**Your objective**
Working through the entries below, find how many lines include "kind", then write only that number.
============================================================
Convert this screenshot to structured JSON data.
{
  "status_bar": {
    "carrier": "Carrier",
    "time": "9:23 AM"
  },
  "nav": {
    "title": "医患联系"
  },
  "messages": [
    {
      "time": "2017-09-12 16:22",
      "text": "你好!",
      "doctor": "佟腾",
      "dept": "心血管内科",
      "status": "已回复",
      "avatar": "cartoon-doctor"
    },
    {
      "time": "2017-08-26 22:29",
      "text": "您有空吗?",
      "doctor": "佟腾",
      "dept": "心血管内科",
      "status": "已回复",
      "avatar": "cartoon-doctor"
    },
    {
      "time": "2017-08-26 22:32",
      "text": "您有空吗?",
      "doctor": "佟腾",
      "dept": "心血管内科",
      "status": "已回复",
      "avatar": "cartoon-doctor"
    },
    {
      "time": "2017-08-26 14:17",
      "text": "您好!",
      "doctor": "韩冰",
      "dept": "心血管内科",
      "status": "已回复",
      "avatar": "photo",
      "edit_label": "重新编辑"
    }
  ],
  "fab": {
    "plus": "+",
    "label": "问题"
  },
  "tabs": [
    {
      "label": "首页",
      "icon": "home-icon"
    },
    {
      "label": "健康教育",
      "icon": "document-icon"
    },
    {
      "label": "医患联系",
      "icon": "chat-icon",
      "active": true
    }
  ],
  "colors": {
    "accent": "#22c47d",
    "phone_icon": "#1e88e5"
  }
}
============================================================
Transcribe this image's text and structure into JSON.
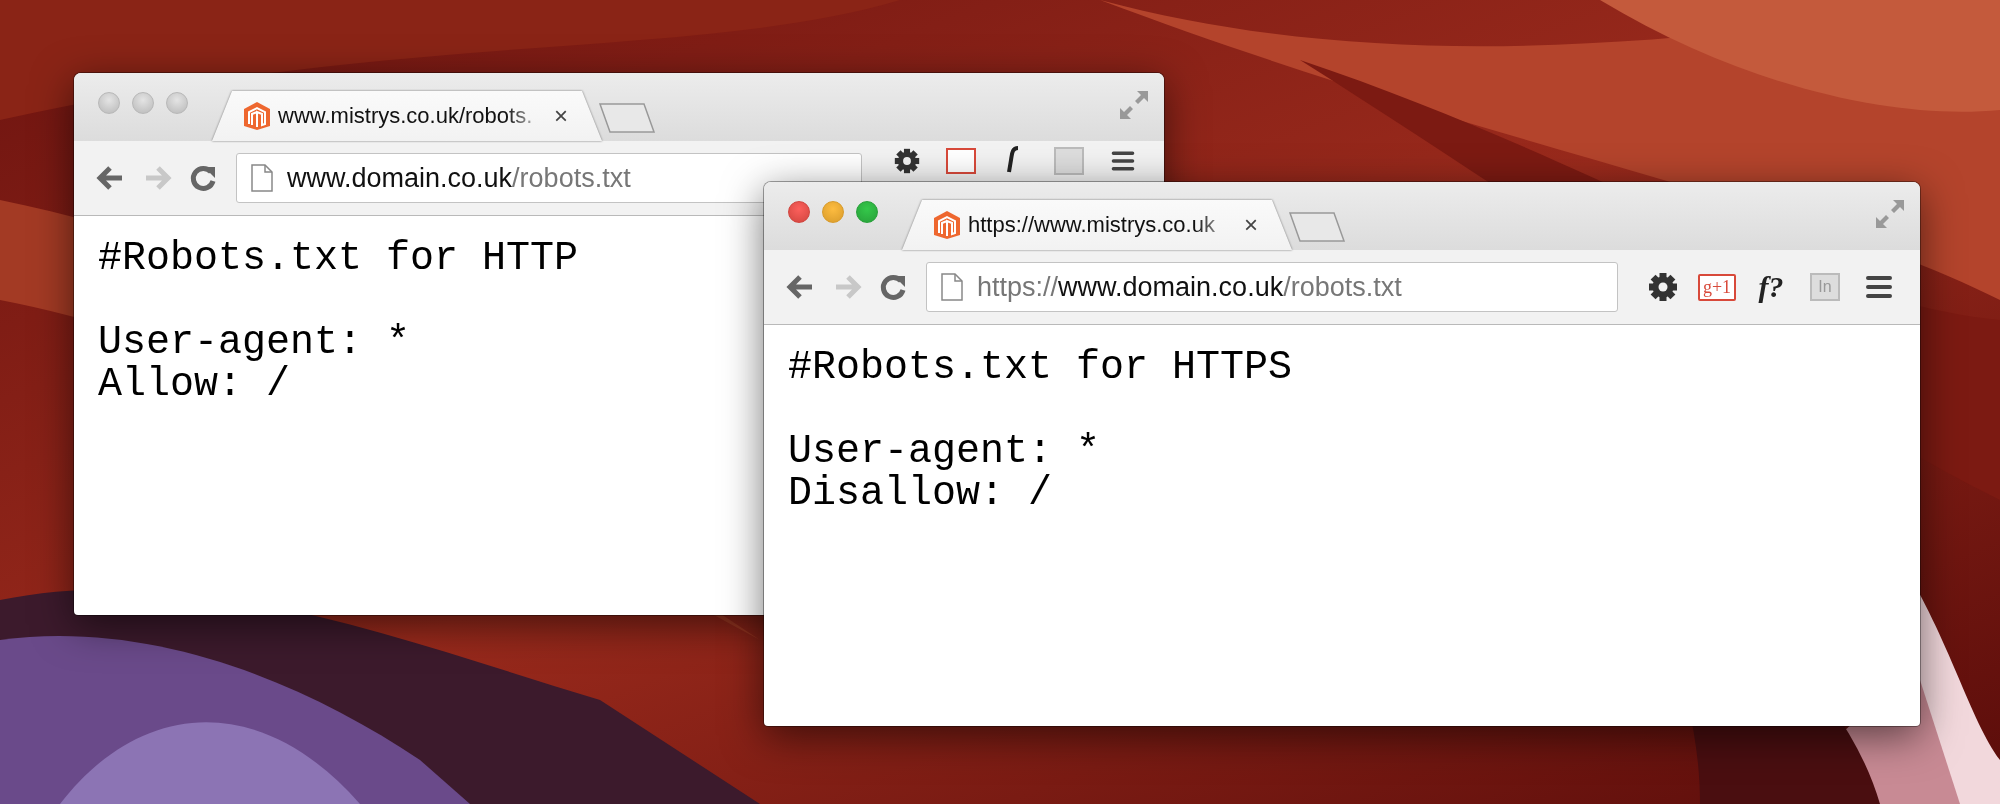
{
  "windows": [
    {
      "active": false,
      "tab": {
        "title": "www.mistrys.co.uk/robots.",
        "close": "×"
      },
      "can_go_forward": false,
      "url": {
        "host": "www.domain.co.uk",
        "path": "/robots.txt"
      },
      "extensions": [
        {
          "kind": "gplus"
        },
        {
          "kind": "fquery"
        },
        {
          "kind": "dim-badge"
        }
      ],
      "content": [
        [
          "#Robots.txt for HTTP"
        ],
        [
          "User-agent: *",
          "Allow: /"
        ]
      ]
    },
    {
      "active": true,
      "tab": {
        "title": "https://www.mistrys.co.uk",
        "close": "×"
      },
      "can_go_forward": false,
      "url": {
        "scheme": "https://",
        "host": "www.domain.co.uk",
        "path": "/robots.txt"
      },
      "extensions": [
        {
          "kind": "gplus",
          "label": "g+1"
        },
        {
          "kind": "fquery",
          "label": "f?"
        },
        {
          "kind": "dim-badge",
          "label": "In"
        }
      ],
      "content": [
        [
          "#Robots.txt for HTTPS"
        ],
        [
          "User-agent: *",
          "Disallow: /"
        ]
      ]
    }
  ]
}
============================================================
**Answer box**
6